Dataset rows describing interfaces
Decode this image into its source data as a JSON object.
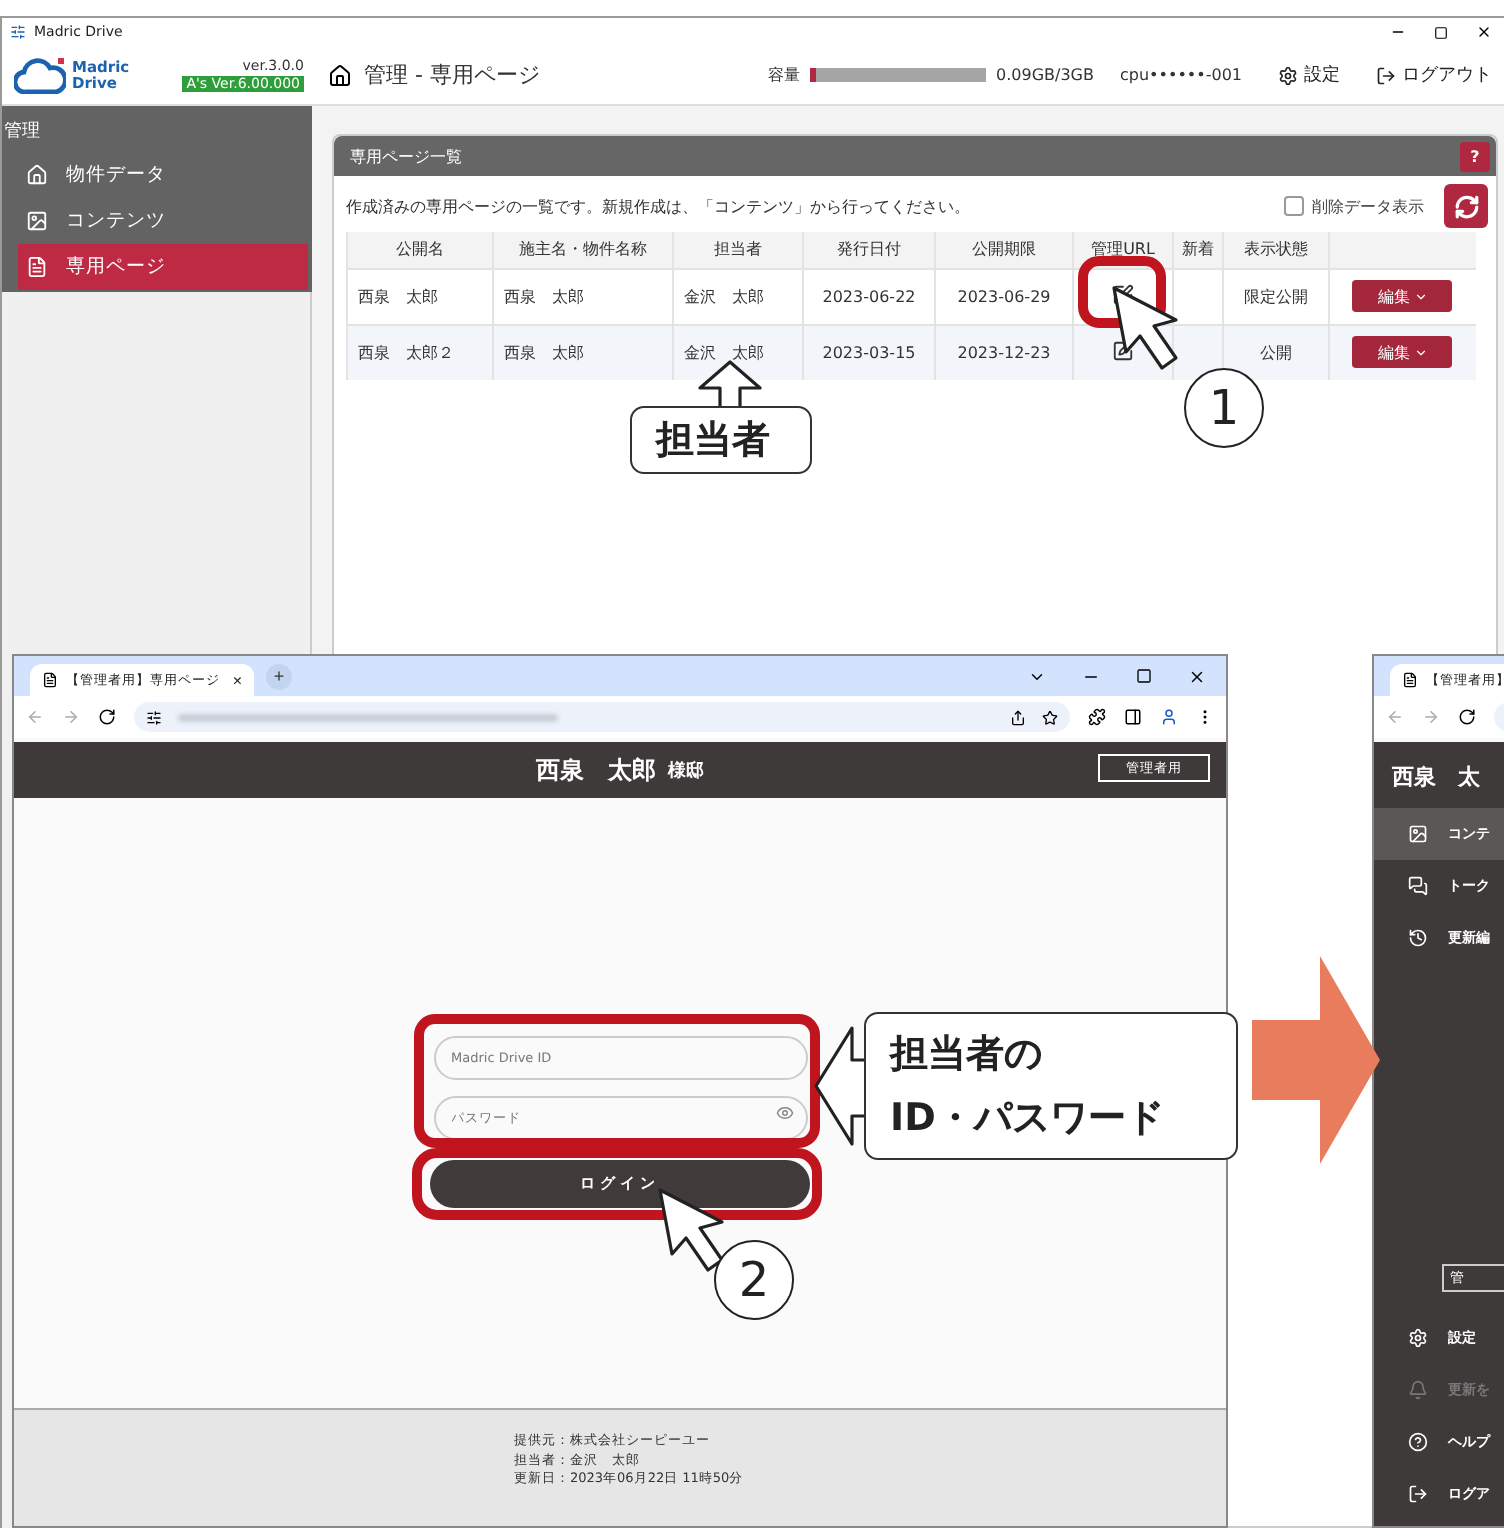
{
  "main_window": {
    "title": "Madric Drive",
    "logo": [
      "Madric",
      "Drive"
    ],
    "version": "ver.3.0.0",
    "as_version": "A's Ver.6.00.000",
    "page_title": "管理 - 専用ページ",
    "capacity": {
      "label": "容量",
      "level": 0.03,
      "reading": "0.09GB/3GB"
    },
    "account": "cpu••••••-001",
    "actions": [
      {
        "kind": "settings",
        "label": "設定"
      },
      {
        "kind": "logout",
        "label": "ログアウト"
      }
    ],
    "sidebar": {
      "heading": "管理",
      "items": [
        {
          "kind": "home",
          "label": "物件データ",
          "selected": false
        },
        {
          "kind": "image",
          "label": "コンテンツ",
          "selected": false
        },
        {
          "kind": "page",
          "label": "専用ページ",
          "selected": true
        }
      ]
    },
    "panel": {
      "title": "専用ページ一覧",
      "help": "?",
      "description": "作成済みの専用ページの一覧です。新規作成は、「コンテンツ」から行ってください。",
      "show_deleted": {
        "label": "削除データ表示",
        "checked": false
      },
      "table": {
        "columns": [
          "公開名",
          "施主名・物件名称",
          "担当者",
          "発行日付",
          "公開期限",
          "管理URL",
          "新着",
          "表示状態"
        ],
        "rows": [
          {
            "cells": [
              "西泉　太郎",
              "西泉　太郎",
              "金沢　太郎",
              "2023-06-22",
              "2023-06-29"
            ],
            "status": "限定公開",
            "action": "編集"
          },
          {
            "cells": [
              "西泉　太郎２",
              "西泉　太郎",
              "金沢　太郎",
              "2023-03-15",
              "2023-12-23"
            ],
            "status": "公開",
            "action": "編集"
          }
        ]
      }
    }
  },
  "browser_login": {
    "tab": {
      "title": "【管理者用】専用ページ",
      "close": "×",
      "new": "+"
    },
    "header": {
      "name": "西泉　太郎",
      "suffix": "様邸",
      "admin_button": "管理者用"
    },
    "login": {
      "id_placeholder": "Madric Drive ID",
      "password_placeholder": "パスワード",
      "button": "ログイン"
    },
    "footer": [
      "提供元：株式会社シーピーユー",
      "担当者：金沢　太郎",
      "更新日：2023年06月22日 11時50分"
    ]
  },
  "browser_admin": {
    "tab_title": "【管理者用】",
    "header": "西泉　太",
    "menu": [
      {
        "kind": "image",
        "label": "コンテ",
        "selected": true
      },
      {
        "kind": "chat",
        "label": "トーク",
        "selected": false
      },
      {
        "kind": "history",
        "label": "更新編",
        "selected": false
      }
    ],
    "button": "管",
    "bottom_menu": [
      {
        "kind": "settings",
        "label": "設定",
        "disabled": false
      },
      {
        "kind": "bell",
        "label": "更新を",
        "disabled": true
      },
      {
        "kind": "help",
        "label": "ヘルプ",
        "disabled": false
      },
      {
        "kind": "logout",
        "label": "ログア",
        "disabled": false
      }
    ]
  },
  "annotations": {
    "staff_callout": "担当者",
    "step_1": "1",
    "credentials_callout": [
      "担当者の",
      "ID・パスワード"
    ],
    "step_2": "2"
  }
}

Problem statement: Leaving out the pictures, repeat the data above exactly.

Written response:
Decode this image into its source data as a JSON object.
{
  "main_window": {
    "title": "Madric Drive",
    "logo": [
      "Madric",
      "Drive"
    ],
    "version": "ver.3.0.0",
    "as_version": "A's Ver.6.00.000",
    "page_title": "管理 - 専用ページ",
    "capacity": {
      "label": "容量",
      "level": 0.03,
      "reading": "0.09GB/3GB"
    },
    "account": "cpu••••••-001",
    "actions": [
      {
        "kind": "settings",
        "label": "設定"
      },
      {
        "kind": "logout",
        "label": "ログアウト"
      }
    ],
    "sidebar": {
      "heading": "管理",
      "items": [
        {
          "kind": "home",
          "label": "物件データ",
          "selected": false
        },
        {
          "kind": "image",
          "label": "コンテンツ",
          "selected": false
        },
        {
          "kind": "page",
          "label": "専用ページ",
          "selected": true
        }
      ]
    },
    "panel": {
      "title": "専用ページ一覧",
      "help": "?",
      "description": "作成済みの専用ページの一覧です。新規作成は、「コンテンツ」から行ってください。",
      "show_deleted": {
        "label": "削除データ表示",
        "checked": false
      },
      "table": {
        "columns": [
          "公開名",
          "施主名・物件名称",
          "担当者",
          "発行日付",
          "公開期限",
          "管理URL",
          "新着",
          "表示状態"
        ],
        "rows": [
          {
            "cells": [
              "西泉　太郎",
              "西泉　太郎",
              "金沢　太郎",
              "2023-06-22",
              "2023-06-29"
            ],
            "status": "限定公開",
            "action": "編集"
          },
          {
            "cells": [
              "西泉　太郎２",
              "西泉　太郎",
              "金沢　太郎",
              "2023-03-15",
              "2023-12-23"
            ],
            "status": "公開",
            "action": "編集"
          }
        ]
      }
    }
  },
  "browser_login": {
    "tab": {
      "title": "【管理者用】専用ページ",
      "close": "×",
      "new": "+"
    },
    "header": {
      "name": "西泉　太郎",
      "suffix": "様邸",
      "admin_button": "管理者用"
    },
    "login": {
      "id_placeholder": "Madric Drive ID",
      "password_placeholder": "パスワード",
      "button": "ログイン"
    },
    "footer": [
      "提供元：株式会社シーピーユー",
      "担当者：金沢　太郎",
      "更新日：2023年06月22日 11時50分"
    ]
  },
  "browser_admin": {
    "tab_title": "【管理者用】",
    "header": "西泉　太",
    "menu": [
      {
        "kind": "image",
        "label": "コンテ",
        "selected": true
      },
      {
        "kind": "chat",
        "label": "トーク",
        "selected": false
      },
      {
        "kind": "history",
        "label": "更新編",
        "selected": false
      }
    ],
    "button": "管",
    "bottom_menu": [
      {
        "kind": "settings",
        "label": "設定",
        "disabled": false
      },
      {
        "kind": "bell",
        "label": "更新を",
        "disabled": true
      },
      {
        "kind": "help",
        "label": "ヘルプ",
        "disabled": false
      },
      {
        "kind": "logout",
        "label": "ログア",
        "disabled": false
      }
    ]
  },
  "annotations": {
    "staff_callout": "担当者",
    "step_1": "1",
    "credentials_callout": [
      "担当者の",
      "ID・パスワード"
    ],
    "step_2": "2"
  }
}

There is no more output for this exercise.